Exercise brief
Exact copies of all the lines below are needed, without the pictures.

-- Data for processing follows --

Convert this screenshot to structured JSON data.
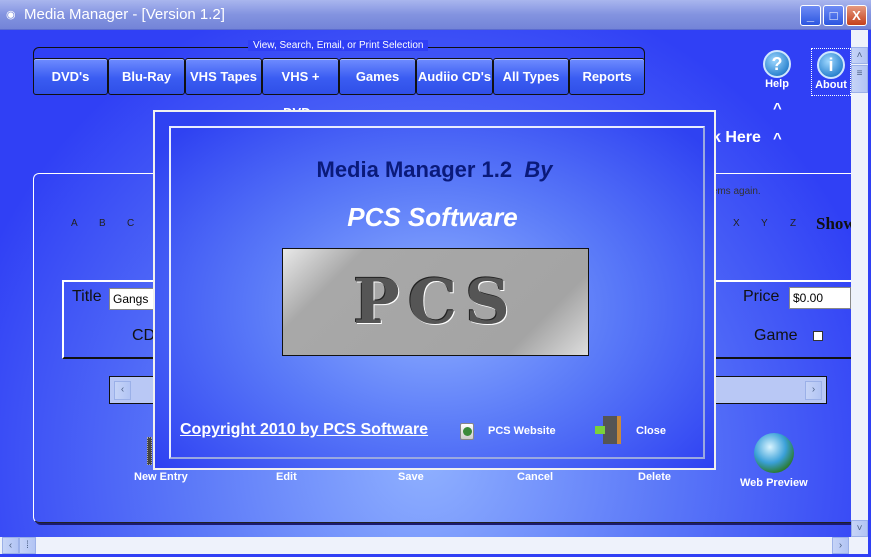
{
  "window": {
    "title": "Media Manager - [Version 1.2]",
    "minimize": "_",
    "maximize": "□",
    "close": "X"
  },
  "toolbar": {
    "group_label": "View, Search, Email, or Print Selection",
    "buttons": [
      "DVD's",
      "Blu-Ray",
      "VHS Tapes",
      "VHS + DVDs",
      "Games",
      "Audiio CD's",
      "All Types",
      "Reports"
    ]
  },
  "help": {
    "label": "Help",
    "icon": "?",
    "caret": "^"
  },
  "about": {
    "label": "About",
    "icon": "i"
  },
  "click_here": {
    "text": "k Here",
    "caret": "^"
  },
  "hint_text": "tems again.",
  "letters_left": [
    "A",
    "B",
    "C"
  ],
  "letters_right": [
    "X",
    "Y",
    "Z"
  ],
  "show_label": "Show",
  "form": {
    "title_label": "Title",
    "title_value": "Gangs",
    "cd_label": "CD",
    "price_label": "Price",
    "price_value": "$0.00",
    "game_label": "Game"
  },
  "actions": [
    "New Entry",
    "Edit",
    "Save",
    "Cancel",
    "Delete"
  ],
  "web_preview": "Web Preview",
  "dialog": {
    "heading": "Media Manager 1.2",
    "heading_by": "By",
    "company": "PCS Software",
    "logo_text": "PCS",
    "copyright": "Copyright 2010 by PCS Software",
    "website": "PCS Website",
    "close": "Close"
  },
  "colors": {
    "background": "#2f3ff5",
    "heading": "#0a1a7a"
  }
}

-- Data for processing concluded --

Task result
Convert this screenshot to structured JSON data.
{
  "window": {
    "title": "Media Manager - [Version 1.2]",
    "minimize": "_",
    "maximize": "□",
    "close": "X"
  },
  "toolbar": {
    "group_label": "View, Search, Email, or Print Selection",
    "buttons": [
      "DVD's",
      "Blu-Ray",
      "VHS Tapes",
      "VHS + DVDs",
      "Games",
      "Audiio CD's",
      "All Types",
      "Reports"
    ]
  },
  "help": {
    "label": "Help",
    "icon": "?",
    "caret": "^"
  },
  "about": {
    "label": "About",
    "icon": "i"
  },
  "click_here": {
    "text": "k Here",
    "caret": "^"
  },
  "hint_text": "tems again.",
  "letters_left": [
    "A",
    "B",
    "C"
  ],
  "letters_right": [
    "X",
    "Y",
    "Z"
  ],
  "show_label": "Show",
  "form": {
    "title_label": "Title",
    "title_value": "Gangs",
    "cd_label": "CD",
    "price_label": "Price",
    "price_value": "$0.00",
    "game_label": "Game"
  },
  "actions": [
    "New Entry",
    "Edit",
    "Save",
    "Cancel",
    "Delete"
  ],
  "web_preview": "Web Preview",
  "dialog": {
    "heading": "Media Manager 1.2",
    "heading_by": "By",
    "company": "PCS Software",
    "logo_text": "PCS",
    "copyright": "Copyright 2010 by PCS Software",
    "website": "PCS Website",
    "close": "Close"
  },
  "colors": {
    "background": "#2f3ff5",
    "heading": "#0a1a7a"
  }
}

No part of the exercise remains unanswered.